This is a great step in the right direction and the only question is why this measure was not adopted long ago.

While these safety devices will prevent children falling from high-rise buildings, it is also the responsibility of parents to be vigilant with their young ones and not leave them unaccompanied.

Children should not be allowed on to balconies or near windows without adult supervision.

When these safety devices are installed in the near future, we hope it means no more innocent lives will be lost.

Name withheld by request

Rising prices must be controlled

I can relate to your news story Dubai property agents ‘demanding double commission otherwise no apartment’ (March 26).

There seems to be no control on these agents. Rents are now skyrocketing in all parts of Dubai and many people are suffering.

I hope the authorities take action against these brokers and landlords.

Shakir Ullah, Dubai

Turning down the music ‘not enough’

I welcome the decision to request hotels to turn off music during the call to prayer (Reduce volume of music during call to prayer, Abu Dhabi hotels told, March 23).

However, I feel that the practice of many hotels and social clubs in Abu Dhabi of serving alcohol to Muslims is an even more serious matter.

I request that the authorities restrict the sale or supply of alcohol to only those who may lawfully consume it – non-Muslims with a liquor licence.

Name withheld by request

Good Samaritans deserve credit

I want to thank the two gentlemen who came to my rescue when they saw me crouched in pain in the Tourist Club area on March 16.

They called my husband and stayed with me until I was fetched by the ambulance.

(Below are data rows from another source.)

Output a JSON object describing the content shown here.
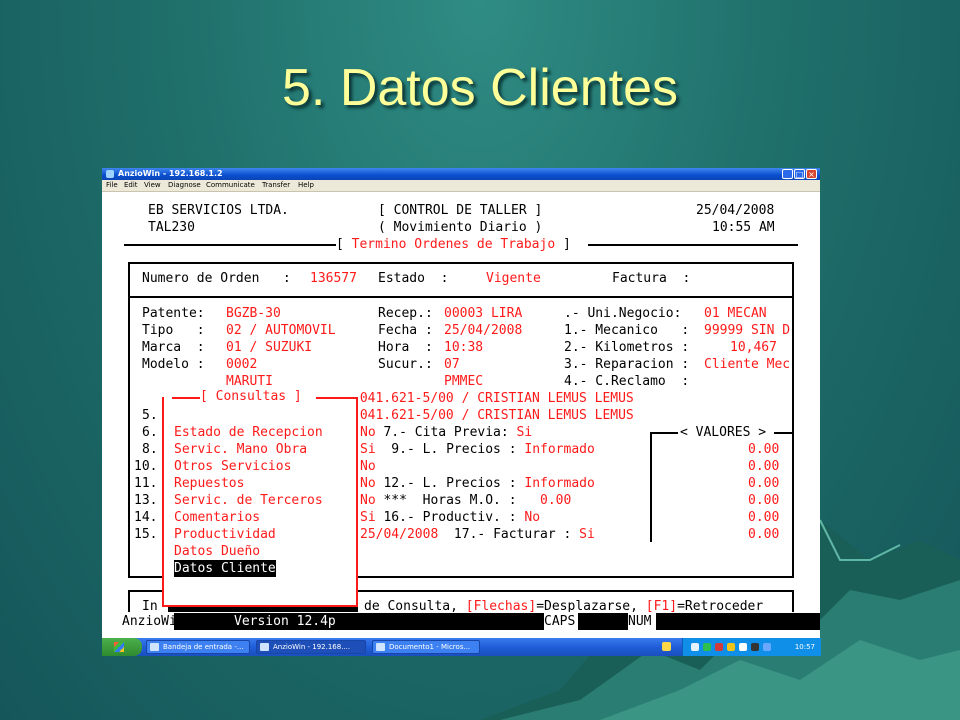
{
  "slide": {
    "title": "5. Datos Clientes"
  },
  "window": {
    "title": "AnzioWin - 192.168.1.2",
    "menu": [
      "File",
      "Edit",
      "View",
      "Diagnose",
      "Communicate",
      "Transfer",
      "Help"
    ]
  },
  "header": {
    "company": "EB SERVICIOS LTDA.",
    "program": "TAL230",
    "module": "[ CONTROL DE TALLER ]",
    "submodule": "( Movimiento Diario )",
    "date": "25/04/2008",
    "time": "10:55 AM",
    "section": "Termino Ordenes de Trabajo"
  },
  "order": {
    "numero_label": "Numero de Orden   :",
    "numero": "136577",
    "estado_label": "Estado  :",
    "estado": "Vigente",
    "factura_label": "Factura  :"
  },
  "vehicle": {
    "patente_label": "Patente:",
    "patente": "BGZB-30",
    "tipo_label": "Tipo   :",
    "tipo": "02 / AUTOMOVIL",
    "marca_label": "Marca  :",
    "marca": "01 / SUZUKI",
    "modelo_label": "Modelo :",
    "modelo": "0002",
    "modelo_desc": "MARUTI",
    "recep_label": "Recep.:",
    "recep": "00003 LIRA",
    "fecha_label": "Fecha :",
    "fecha": "25/04/2008",
    "hora_label": "Hora  :",
    "hora": "10:38",
    "sucur_label": "Sucur.:",
    "sucur": "07",
    "sucur_desc": "PMMEC",
    "uni_label": ".- Uni.Negocio:",
    "uni": "01 MECAN",
    "mecanico_label": "1.- Mecanico   :",
    "mecanico": "99999 SIN D",
    "km_label": "2.- Kilometros :",
    "km": "10,467",
    "reparacion_label": "3.- Reparacion :",
    "reparacion": "Cliente Mec",
    "reclamo_label": "4.- C.Reclamo  :"
  },
  "left_numbers": [
    "5.",
    "6.",
    "8.",
    "10.",
    "11.",
    "13.",
    "14.",
    "15."
  ],
  "right_fields": [
    {
      "value": ".041.621-5/00 / CRISTIAN LEMUS LEMUS",
      "label": ""
    },
    {
      "value": ".041.621-5/00 / CRISTIAN LEMUS LEMUS",
      "label": ""
    },
    {
      "value": "No",
      "label": " 7.- Cita Previa: ",
      "value2": "Si"
    },
    {
      "value": "Si",
      "label": "  9.- L. Precios : ",
      "value2": "Informado"
    },
    {
      "value": "No",
      "label": "",
      "value2": ""
    },
    {
      "value": "No",
      "label": " 12.- L. Precios : ",
      "value2": "Informado"
    },
    {
      "value": "No",
      "label": " ***  Horas M.O. :  ",
      "value2": " 0.00"
    },
    {
      "value": "Si",
      "label": " 16.- Productiv. : ",
      "value2": "No"
    },
    {
      "value": "25/04/2008",
      "label": "  17.- Facturar : ",
      "value2": "Si"
    }
  ],
  "valores": {
    "title": "< VALORES >",
    "amounts": [
      "0.00",
      "0.00",
      "0.00",
      "0.00",
      "0.00",
      "0.00"
    ]
  },
  "consultas": {
    "title": "[ Consultas ]",
    "items": [
      "Estado de Recepcion",
      "Servic. Mano Obra",
      "Otros Servicios",
      "Repuestos",
      "Servic. de Terceros",
      "Comentarios",
      "Productividad",
      "Datos Dueño",
      "Datos Cliente"
    ],
    "selected": "Datos Cliente"
  },
  "help_line": {
    "prefix": "In",
    "text": "de Consulta, ",
    "flechas": "[Flechas]",
    "mid": "=Desplazarse, ",
    "f1": "[F1]",
    "end": "=Retroceder"
  },
  "status_bar": {
    "app": "AnzioWin",
    "version": "Version 12.4p",
    "caps": "CAPS",
    "num": "NUM"
  },
  "taskbar": {
    "tasks": [
      "Bandeja de entrada -...",
      "AnzioWin - 192.168....",
      "Documento1 - Micros..."
    ],
    "clock": "10:57"
  }
}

You were true gentlemen and angels of God.

Lorna Burness, Abu Dhabi

India opposition’s role is critical

I refer to your story India stocks soar as momentum builds ahead of general elections (March 18).

Despite the sustained campaigns against political irregularities, the joining of film stars, bureaucrats and journalists in Indian politics is setting a new trend altogether.

The journalist and author M J Akbar is among the new faces for the Bharatiya Janata Party (BJP), the main opposition party.

Power blinds politicians to the gravity of the issues faced by ordinary people, because the power they wield is used to serve their own interests and not as an instrument to bring about a perceptible better change in society’s lot.

Let us hope the focus will be on how issues such as inflation and corruption are replacing good governance.

Ramachandran Nair, Oman